• **ABOUT THIS EXERCISE**
I need only the number of lines in this data that contain the string "legend".

Element data from apps and pages:
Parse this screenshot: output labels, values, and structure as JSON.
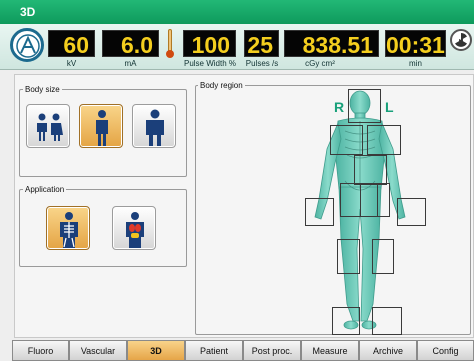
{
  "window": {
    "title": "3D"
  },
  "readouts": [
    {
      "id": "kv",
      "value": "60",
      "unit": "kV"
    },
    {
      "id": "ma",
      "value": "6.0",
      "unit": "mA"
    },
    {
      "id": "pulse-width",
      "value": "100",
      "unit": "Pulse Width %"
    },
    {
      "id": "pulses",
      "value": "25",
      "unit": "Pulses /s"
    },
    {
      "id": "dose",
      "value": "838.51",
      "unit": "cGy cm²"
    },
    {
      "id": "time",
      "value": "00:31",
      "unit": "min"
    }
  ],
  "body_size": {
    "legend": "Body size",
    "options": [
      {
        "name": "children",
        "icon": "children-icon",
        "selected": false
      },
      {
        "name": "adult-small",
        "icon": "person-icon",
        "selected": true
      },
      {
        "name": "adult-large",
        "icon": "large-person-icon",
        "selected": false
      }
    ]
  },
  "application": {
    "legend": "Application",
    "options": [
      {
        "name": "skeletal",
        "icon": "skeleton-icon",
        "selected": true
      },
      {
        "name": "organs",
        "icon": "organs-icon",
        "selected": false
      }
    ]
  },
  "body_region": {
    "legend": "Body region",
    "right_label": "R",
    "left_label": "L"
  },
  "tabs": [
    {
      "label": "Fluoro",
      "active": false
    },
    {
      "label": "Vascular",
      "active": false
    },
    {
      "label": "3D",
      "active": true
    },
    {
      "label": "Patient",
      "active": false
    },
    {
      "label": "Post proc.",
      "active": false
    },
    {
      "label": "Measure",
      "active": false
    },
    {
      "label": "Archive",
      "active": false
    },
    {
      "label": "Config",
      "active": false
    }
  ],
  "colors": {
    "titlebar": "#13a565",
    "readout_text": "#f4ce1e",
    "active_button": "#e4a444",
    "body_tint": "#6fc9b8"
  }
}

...

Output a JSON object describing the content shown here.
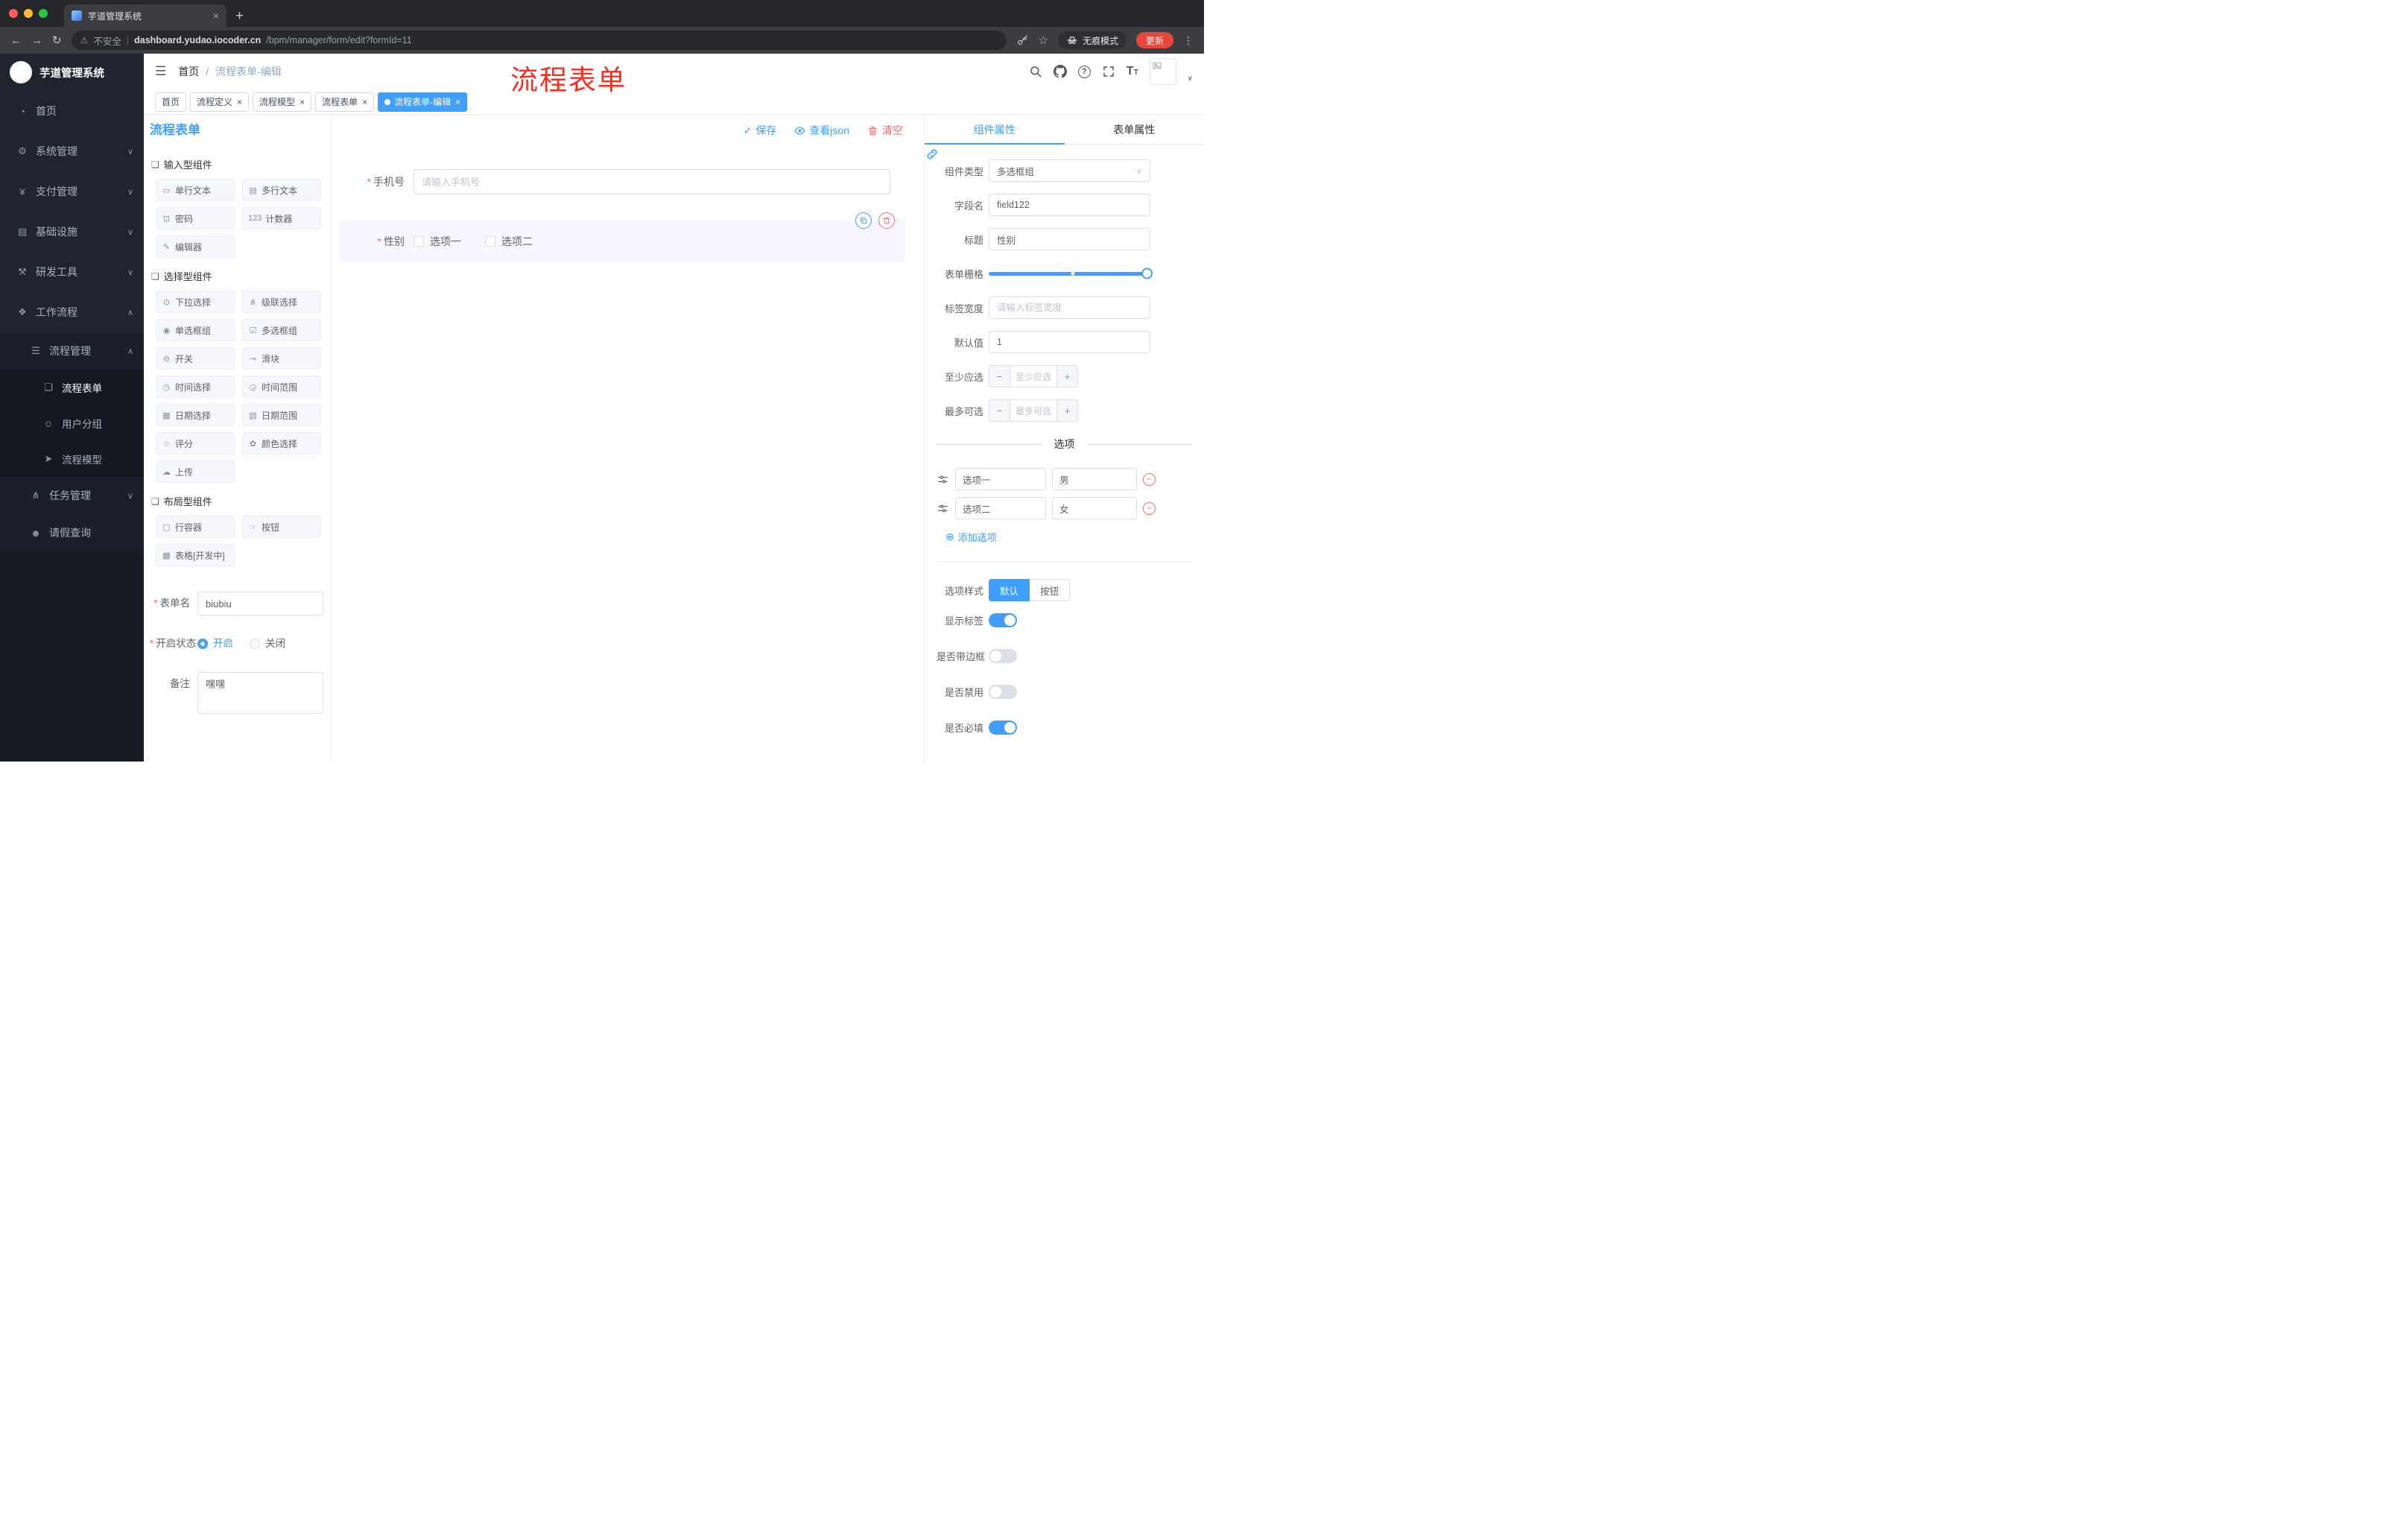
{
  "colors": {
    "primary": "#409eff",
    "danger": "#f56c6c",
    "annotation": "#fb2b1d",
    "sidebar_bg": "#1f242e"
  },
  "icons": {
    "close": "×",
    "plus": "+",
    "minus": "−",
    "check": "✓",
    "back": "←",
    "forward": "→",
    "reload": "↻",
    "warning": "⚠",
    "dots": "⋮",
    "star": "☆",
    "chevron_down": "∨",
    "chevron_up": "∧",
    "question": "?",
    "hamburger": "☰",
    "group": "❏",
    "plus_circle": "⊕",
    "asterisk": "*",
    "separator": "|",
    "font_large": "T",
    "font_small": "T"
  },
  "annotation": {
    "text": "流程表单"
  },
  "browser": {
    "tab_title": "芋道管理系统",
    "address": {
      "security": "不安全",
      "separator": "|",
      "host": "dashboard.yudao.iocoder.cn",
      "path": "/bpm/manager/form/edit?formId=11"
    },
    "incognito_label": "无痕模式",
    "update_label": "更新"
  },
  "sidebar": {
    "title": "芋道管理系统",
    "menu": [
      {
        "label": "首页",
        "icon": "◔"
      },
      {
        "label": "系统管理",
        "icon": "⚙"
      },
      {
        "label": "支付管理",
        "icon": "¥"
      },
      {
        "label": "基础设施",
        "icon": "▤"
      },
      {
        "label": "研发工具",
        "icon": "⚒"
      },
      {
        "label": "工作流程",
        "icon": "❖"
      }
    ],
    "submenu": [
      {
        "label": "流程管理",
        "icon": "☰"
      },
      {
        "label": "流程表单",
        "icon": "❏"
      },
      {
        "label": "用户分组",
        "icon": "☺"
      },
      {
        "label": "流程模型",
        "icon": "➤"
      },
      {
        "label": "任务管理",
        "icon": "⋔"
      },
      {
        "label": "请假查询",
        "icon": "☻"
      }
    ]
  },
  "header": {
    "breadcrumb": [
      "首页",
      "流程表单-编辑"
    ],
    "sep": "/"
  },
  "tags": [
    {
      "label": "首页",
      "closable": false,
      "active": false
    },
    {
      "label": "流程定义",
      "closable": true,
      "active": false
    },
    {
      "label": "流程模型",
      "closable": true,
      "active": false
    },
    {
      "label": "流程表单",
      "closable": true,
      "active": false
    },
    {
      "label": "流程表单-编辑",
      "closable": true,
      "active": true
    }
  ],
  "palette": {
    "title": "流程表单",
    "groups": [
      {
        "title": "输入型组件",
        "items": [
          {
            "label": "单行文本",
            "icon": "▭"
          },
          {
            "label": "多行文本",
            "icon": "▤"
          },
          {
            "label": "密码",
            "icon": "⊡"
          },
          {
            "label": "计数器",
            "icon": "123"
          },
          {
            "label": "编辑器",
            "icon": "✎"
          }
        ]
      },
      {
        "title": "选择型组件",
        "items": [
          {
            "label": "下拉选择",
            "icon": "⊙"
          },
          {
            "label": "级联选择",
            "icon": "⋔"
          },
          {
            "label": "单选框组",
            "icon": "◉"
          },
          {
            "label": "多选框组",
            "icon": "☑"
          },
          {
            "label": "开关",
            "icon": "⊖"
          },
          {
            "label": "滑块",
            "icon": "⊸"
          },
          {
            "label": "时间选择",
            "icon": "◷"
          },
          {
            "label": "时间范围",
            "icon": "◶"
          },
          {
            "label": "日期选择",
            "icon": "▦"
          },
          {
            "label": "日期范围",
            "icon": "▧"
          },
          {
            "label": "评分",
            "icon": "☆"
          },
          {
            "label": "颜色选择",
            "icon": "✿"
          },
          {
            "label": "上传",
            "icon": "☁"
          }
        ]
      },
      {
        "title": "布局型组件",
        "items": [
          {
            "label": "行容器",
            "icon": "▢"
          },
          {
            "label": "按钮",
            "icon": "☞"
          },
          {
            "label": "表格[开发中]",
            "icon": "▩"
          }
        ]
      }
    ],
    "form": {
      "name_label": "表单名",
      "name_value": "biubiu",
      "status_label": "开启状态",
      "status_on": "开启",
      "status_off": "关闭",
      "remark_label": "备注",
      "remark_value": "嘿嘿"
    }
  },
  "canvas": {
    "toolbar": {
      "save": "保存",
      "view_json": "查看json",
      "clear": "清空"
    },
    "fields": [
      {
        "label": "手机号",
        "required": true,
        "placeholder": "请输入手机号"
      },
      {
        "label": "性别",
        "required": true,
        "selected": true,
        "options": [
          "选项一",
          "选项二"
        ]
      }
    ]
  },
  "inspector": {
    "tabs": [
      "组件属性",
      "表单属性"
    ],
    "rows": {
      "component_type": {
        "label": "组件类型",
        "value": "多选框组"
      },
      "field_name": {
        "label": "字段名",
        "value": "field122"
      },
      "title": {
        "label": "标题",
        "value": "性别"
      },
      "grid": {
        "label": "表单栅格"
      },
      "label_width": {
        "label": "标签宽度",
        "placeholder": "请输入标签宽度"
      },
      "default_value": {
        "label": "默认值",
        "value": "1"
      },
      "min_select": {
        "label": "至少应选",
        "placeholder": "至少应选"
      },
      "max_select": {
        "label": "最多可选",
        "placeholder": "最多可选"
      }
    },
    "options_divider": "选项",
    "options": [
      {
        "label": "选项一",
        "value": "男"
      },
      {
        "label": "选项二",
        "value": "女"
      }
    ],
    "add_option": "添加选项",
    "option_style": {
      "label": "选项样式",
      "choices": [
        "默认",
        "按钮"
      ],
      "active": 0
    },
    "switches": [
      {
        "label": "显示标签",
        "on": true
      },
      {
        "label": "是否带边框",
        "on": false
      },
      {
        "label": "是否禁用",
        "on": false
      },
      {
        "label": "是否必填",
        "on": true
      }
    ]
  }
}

• **ANSWER TO THE PROBLEM**
3